According to Generations United, an estimated 66.7 million adults in the U.S. are living in an intergenerational household. That’s more than one in four Americans living in a home where multiple generations are housed together at once. This means grandparents, parents and children all living under one roof. Although this type of living may not be a new concept, intergenerational housing has been trending, particularly in eldercare. And while this situation may sound awkward to some, intergenerational living can be beneficial to all involved.
Multigenerational vs. Intergenerational
To start, it’s important to note the distinction between multigenerational and intergenerational living. Multigenerational sites are typically mixed-use communities where senior housing or services is a component, but remain separate from the larger development and have separate age-specific offerings. Unlike multigenerational living or other eldercare options, intergenerational sites include two or more providers or services in one setting, such as common spaces or other social activities, allowing for regular interaction between the older and younger generations.
Currently, in the U.S., there are 900 intergenerational programs in existence including Generations United, a leading intergenerational program. Among others, there is Bridge Meadows, a development in Portland, Oregon, which offers affordable apartments to seniors, foster youth and their families; and Pemberton Park for Grandfamilies in Kansas City, Missouri, designed specifically for grandparents raising their grandchildren. Intergenerational living can even be just moving in with parents and grandparents. But what might prompt an individual to move into a living situation such as these? There are a variety of benefits to intergenerational living, including:
- Affordable housing
- Financial stability
- Increased socialization
Especially true in Southern California, the housing market is in a rough spot right now. From sky-high housing prices to a shortage of properties on the market, it can be difficult for many to find a place to live. For younger generations, like millennials and Gen-Z, issues like student debt, financial insecurity and the high cost of housing are pushing many of them to move in with their parents again or seek a shared living space with their families. Older generations may grapple with renting on fixed incomes, costly mortgage payments or expensive care homes. So while there might be a stigma attached to the notion of living with your parents or grandparents, it’s certainly not a state of failure. Rather, intergenerational living situations provide financially sensible solutions, housing stability and community.
Affordability is a big draw for intergenerational living. Along with rising housing costs, people are living longer than ever. But as a result, many older adults may not have enough retirement savings to support themselves. And while 90% of seniors want to stay in their current home, it can be financially challenging for them to maintain independent living if they are on a fixed income. However, intergenerational housing can help with these financial issues, saving on space, resources and bills — all without sacrificing their quality of life. From helping with rent or care home fees to sharing shopping and cleaning bills, intergenerational homes can reduce the financial burden on families, making it much easier for everyone to live securely within their means.
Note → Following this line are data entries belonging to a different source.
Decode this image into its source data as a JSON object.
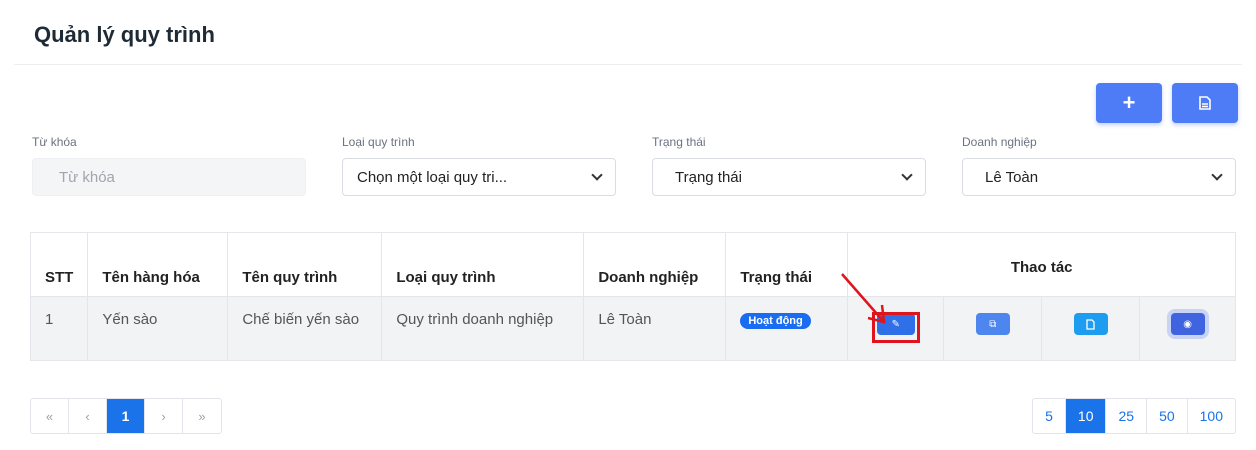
{
  "page": {
    "title": "Quản lý quy trình"
  },
  "actions": {
    "add_icon": "plus-icon",
    "export_icon": "document-icon"
  },
  "filters": {
    "keyword": {
      "label": "Từ khóa",
      "placeholder": "Từ khóa"
    },
    "process_type": {
      "label": "Loại quy trình",
      "value": "Chọn một loại quy tri..."
    },
    "status": {
      "label": "Trạng thái",
      "value": "Trạng thái"
    },
    "company": {
      "label": "Doanh nghiệp",
      "value": "Lê Toàn"
    }
  },
  "table": {
    "headers": {
      "index": "STT",
      "product": "Tên hàng hóa",
      "process_name": "Tên quy trình",
      "process_type": "Loại quy trình",
      "company": "Doanh nghiệp",
      "status": "Trạng thái",
      "actions": "Thao tác"
    },
    "rows": [
      {
        "index": "1",
        "product": "Yến sào",
        "process_name": "Chế biến yến sào",
        "process_type": "Quy trình doanh nghiệp",
        "company": "Lê Toàn",
        "status": "Hoạt động"
      }
    ]
  },
  "pagination": {
    "first": "«",
    "prev": "‹",
    "current": "1",
    "next": "›",
    "last": "»"
  },
  "page_sizes": [
    "5",
    "10",
    "25",
    "50",
    "100"
  ],
  "page_size_selected": "10",
  "colors": {
    "primary": "#1a73e8",
    "accent": "#4e7cf6",
    "highlight": "#e0141c"
  }
}
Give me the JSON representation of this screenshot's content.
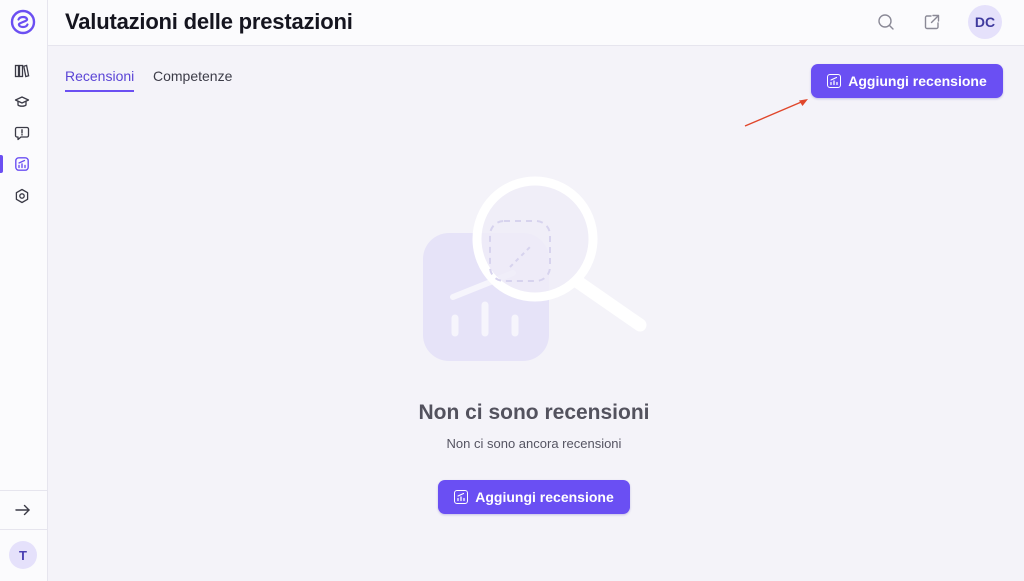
{
  "app": {
    "page_title": "Valutazioni delle prestazioni"
  },
  "sidebar": {
    "items": [
      {
        "icon": "library-icon",
        "active": false
      },
      {
        "icon": "graduation-cap-icon",
        "active": false
      },
      {
        "icon": "feedback-icon",
        "active": false
      },
      {
        "icon": "performance-chart-icon",
        "active": true
      },
      {
        "icon": "settings-hexagon-icon",
        "active": false
      }
    ],
    "user_initial": "T"
  },
  "header": {
    "user_initials": "DC"
  },
  "tabs": [
    {
      "label": "Recensioni",
      "active": true
    },
    {
      "label": "Competenze",
      "active": false
    }
  ],
  "actions": {
    "add_review_label": "Aggiungi recensione"
  },
  "empty_state": {
    "title": "Non ci sono recensioni",
    "subtitle": "Non ci sono ancora recensioni",
    "button_label": "Aggiungi recensione"
  },
  "colors": {
    "accent": "#6a4ff3",
    "background": "#f4f3f9",
    "annotation_arrow": "#e0462b"
  }
}
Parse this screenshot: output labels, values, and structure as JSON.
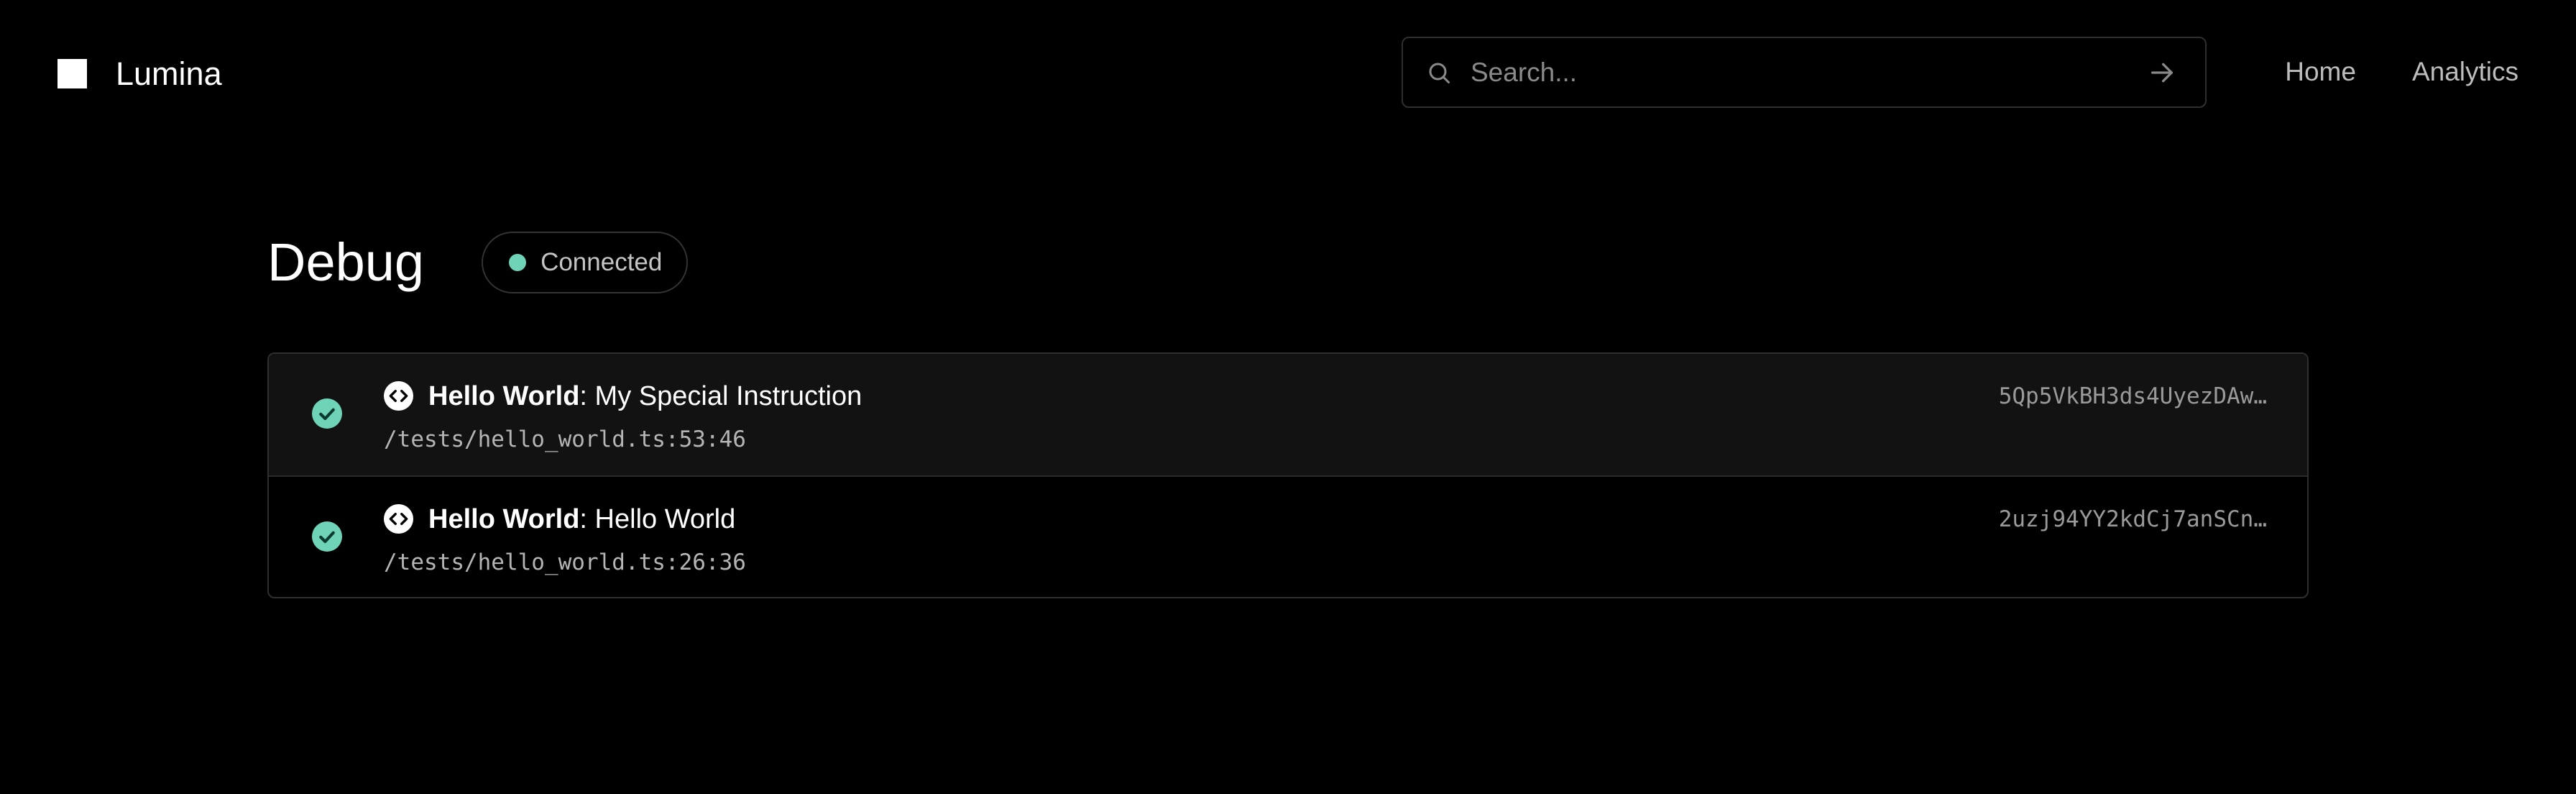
{
  "header": {
    "brand": "Lumina",
    "search": {
      "placeholder": "Search...",
      "value": ""
    },
    "nav": [
      {
        "label": "Home"
      },
      {
        "label": "Analytics"
      }
    ]
  },
  "main": {
    "title": "Debug",
    "status": {
      "label": "Connected",
      "color": "#6fd3b7"
    },
    "runs": [
      {
        "suite": "Hello World",
        "separator": ": ",
        "name": "My Special Instruction",
        "path": "/tests/hello_world.ts:53:46",
        "hash": "5Qp5VkBH3ds4UyezDAw…",
        "status": "passed",
        "icon": "code-icon"
      },
      {
        "suite": "Hello World",
        "separator": ": ",
        "name": "Hello World",
        "path": "/tests/hello_world.ts:26:36",
        "hash": "2uzj94YY2kdCj7anSCn…",
        "status": "passed",
        "icon": "code-icon"
      }
    ]
  },
  "colors": {
    "background": "#000000",
    "accent": "#6fd3b7",
    "border": "#2f2f2f",
    "row_highlight": "#121212"
  }
}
As social creatures, it’s extremely important that we interact with each other regularly. Without this, psychological problems such as depression and cognitive decline become more likely to occur, along with physical issues and even early death. Yet more than 40% of teens report feeling lonely, and 28% of seniors live alone. So what better way to help increase social interaction and improve overall health than by living together in an intergenerational space? Intergenerational homes can be set up in all sorts of ways that contribute to the well-being of all, especially seniors. For example, young people and older adults can support each other through chronic health conditions, mental health issues and loneliness. For children supporting grandparents, living in the same house can reduce the stress and provide a way to stay young at heart. Seniors living in intergenerational homes can also gain a sense of purpose and establish meaningful relationships, both of which help to improve quality of life and overall well-being. Plus, many older adults may want to live close to their children and grandchildren as they age. Conversely, children of older adults may want to ensure that their parents are physically and mentally well. So when families opt to live in an intergenerational home, that life of isolation and loneliness can disappear.
Overall, intergenerational housing allows seniors to experience a healthy and safe environment, even in the face of financial or health hardships. With their integrated offerings and sense of community, intergenerational living can provide seniors with other benefits, such as:
- Maintaining a sense of belonging
- Improved physical and mental health
- Expanded social network
- Prevent or delay their admission to more expensive care homes
- Improved quality of life
But intergenerational homes are just one example of amazing eldercare available to seniors. We at 1on1 Eldercare are your retirement planning experts. After realizing that many people are not prepared for the realities of finding and paying for long-term care, we’ve made it our mission to help families with just that. From assisted living to care homes, get expert help in choosing the right facility for your loved ones with 1on1 Eldercare.